The World Health Organization warned that too many women in wealthy and developing countries alike are resorting unnecessarily to Cesarean sections for childbirth. Other pregnant women with a real medical need for a C-section simply do not have access to the operation, the WHO added.
"In a lot of developing and developed countries, there is really an epidemic of Cesarean sections, even when there is no medical need," said Marleen Temmerman, director of the WHO's reproductive health department.
In countries like Brazil, where some 53% of births are by C-section according to WHO figures, "there is a culture of 'let's go for Cesarean'," Temmerman added.
Since the mid-1980s, doctors have said the ideal rate of C-sections should range between 10 and 15%, though the health community is working on establishing a new recommendation.
"If a country has a rate that is below 10%, you can see that there are more mothers and babies dying because (there is) no access," Temmerman said. "We see women dying" in some countries because they cannot be operated on in time, she added.
According to the WHO's 2008 figures, some 23% of births in Europe were by C-section, 35% in North and South America, and 24% in the Western Pacific. Only Africa and southeast Asia, with rates of 3.8 and 8.8%, appeared to be free from the "epidemic".

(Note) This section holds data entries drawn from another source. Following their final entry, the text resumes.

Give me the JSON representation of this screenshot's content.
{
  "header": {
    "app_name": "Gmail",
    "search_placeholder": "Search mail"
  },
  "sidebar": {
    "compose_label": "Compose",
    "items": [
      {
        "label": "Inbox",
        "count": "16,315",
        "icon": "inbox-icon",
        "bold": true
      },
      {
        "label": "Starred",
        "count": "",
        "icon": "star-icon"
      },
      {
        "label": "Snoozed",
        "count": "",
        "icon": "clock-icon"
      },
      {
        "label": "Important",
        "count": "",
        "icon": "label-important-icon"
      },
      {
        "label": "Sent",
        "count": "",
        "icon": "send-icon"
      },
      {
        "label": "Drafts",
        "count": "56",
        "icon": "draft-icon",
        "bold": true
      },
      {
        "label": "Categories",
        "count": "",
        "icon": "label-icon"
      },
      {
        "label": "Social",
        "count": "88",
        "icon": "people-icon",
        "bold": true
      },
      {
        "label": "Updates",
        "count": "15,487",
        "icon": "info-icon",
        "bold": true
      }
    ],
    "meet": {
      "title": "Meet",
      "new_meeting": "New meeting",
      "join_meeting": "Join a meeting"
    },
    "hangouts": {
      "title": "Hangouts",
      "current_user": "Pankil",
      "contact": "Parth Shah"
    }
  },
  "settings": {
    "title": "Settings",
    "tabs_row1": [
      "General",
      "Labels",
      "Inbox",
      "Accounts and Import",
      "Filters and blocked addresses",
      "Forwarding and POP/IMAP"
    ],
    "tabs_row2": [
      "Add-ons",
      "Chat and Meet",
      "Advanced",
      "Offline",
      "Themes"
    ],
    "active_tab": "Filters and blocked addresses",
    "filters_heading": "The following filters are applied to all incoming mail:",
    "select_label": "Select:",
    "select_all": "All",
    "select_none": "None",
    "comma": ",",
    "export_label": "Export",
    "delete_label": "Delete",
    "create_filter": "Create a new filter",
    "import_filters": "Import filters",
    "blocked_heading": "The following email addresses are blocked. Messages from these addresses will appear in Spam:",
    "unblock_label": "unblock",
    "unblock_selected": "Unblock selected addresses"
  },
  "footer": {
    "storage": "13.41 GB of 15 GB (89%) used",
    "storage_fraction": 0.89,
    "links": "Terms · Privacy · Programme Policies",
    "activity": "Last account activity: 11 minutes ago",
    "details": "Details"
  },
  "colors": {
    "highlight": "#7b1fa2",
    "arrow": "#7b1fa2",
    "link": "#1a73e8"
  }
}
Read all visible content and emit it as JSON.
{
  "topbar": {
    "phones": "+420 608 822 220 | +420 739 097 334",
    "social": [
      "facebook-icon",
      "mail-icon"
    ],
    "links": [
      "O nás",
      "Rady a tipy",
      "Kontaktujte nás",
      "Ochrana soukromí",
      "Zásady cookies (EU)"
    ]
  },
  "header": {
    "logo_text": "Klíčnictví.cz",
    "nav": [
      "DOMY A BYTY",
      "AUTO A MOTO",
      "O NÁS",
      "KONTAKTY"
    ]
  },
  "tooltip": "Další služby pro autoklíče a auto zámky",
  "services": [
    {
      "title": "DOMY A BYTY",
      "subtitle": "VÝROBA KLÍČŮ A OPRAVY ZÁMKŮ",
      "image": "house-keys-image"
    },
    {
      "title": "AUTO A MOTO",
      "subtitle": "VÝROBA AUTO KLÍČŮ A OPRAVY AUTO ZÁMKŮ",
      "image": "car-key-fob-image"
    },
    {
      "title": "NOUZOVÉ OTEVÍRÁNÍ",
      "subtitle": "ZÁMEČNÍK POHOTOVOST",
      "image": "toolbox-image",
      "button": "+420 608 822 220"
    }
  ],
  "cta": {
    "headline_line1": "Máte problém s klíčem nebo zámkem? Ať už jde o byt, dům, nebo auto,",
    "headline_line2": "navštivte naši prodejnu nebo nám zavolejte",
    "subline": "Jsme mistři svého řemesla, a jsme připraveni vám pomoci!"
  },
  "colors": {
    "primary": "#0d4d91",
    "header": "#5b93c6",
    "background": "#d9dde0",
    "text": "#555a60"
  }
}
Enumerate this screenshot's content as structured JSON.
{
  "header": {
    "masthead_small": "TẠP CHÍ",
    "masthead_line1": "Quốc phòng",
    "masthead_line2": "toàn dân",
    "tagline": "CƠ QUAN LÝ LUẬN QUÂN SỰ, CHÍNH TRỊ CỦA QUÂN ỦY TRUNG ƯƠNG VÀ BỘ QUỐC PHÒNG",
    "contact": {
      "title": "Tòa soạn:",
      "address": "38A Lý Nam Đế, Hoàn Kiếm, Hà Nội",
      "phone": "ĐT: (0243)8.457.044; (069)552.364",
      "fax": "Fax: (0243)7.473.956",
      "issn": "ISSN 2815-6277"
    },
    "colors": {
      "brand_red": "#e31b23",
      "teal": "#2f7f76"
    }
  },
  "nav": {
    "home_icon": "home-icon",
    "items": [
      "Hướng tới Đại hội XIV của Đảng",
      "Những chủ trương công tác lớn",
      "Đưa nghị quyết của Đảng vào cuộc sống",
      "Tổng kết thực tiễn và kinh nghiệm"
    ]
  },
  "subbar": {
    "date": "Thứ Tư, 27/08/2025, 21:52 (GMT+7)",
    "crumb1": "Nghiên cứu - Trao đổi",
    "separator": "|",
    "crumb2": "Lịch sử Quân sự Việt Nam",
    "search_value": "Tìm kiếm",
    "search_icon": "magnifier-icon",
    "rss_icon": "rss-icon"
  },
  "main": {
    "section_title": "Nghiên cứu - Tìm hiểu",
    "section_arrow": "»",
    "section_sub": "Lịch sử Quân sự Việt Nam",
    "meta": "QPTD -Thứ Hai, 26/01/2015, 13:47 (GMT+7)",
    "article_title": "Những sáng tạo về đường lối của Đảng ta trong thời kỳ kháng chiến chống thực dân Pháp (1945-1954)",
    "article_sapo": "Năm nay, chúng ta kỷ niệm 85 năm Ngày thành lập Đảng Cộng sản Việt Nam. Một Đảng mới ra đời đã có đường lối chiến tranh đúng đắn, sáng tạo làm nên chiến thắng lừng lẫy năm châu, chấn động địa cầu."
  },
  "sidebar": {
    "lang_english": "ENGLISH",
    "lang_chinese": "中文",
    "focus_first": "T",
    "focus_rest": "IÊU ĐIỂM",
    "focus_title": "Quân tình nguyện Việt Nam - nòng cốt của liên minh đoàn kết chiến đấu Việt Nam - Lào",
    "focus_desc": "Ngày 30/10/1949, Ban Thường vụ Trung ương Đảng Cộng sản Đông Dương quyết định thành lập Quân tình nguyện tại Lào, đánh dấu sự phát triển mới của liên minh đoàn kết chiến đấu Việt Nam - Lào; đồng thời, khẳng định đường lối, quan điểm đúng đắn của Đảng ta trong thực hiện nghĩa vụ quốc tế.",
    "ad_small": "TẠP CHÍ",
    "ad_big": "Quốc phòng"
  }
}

Friday's recommendations were the first specific call by the WHO to stop childbirth by Cesarean except when it is medically necessary. "I think this is the first time we are being so explicit about it," said Dr. Metin Gulmezoglu, WHO's perinatal expert.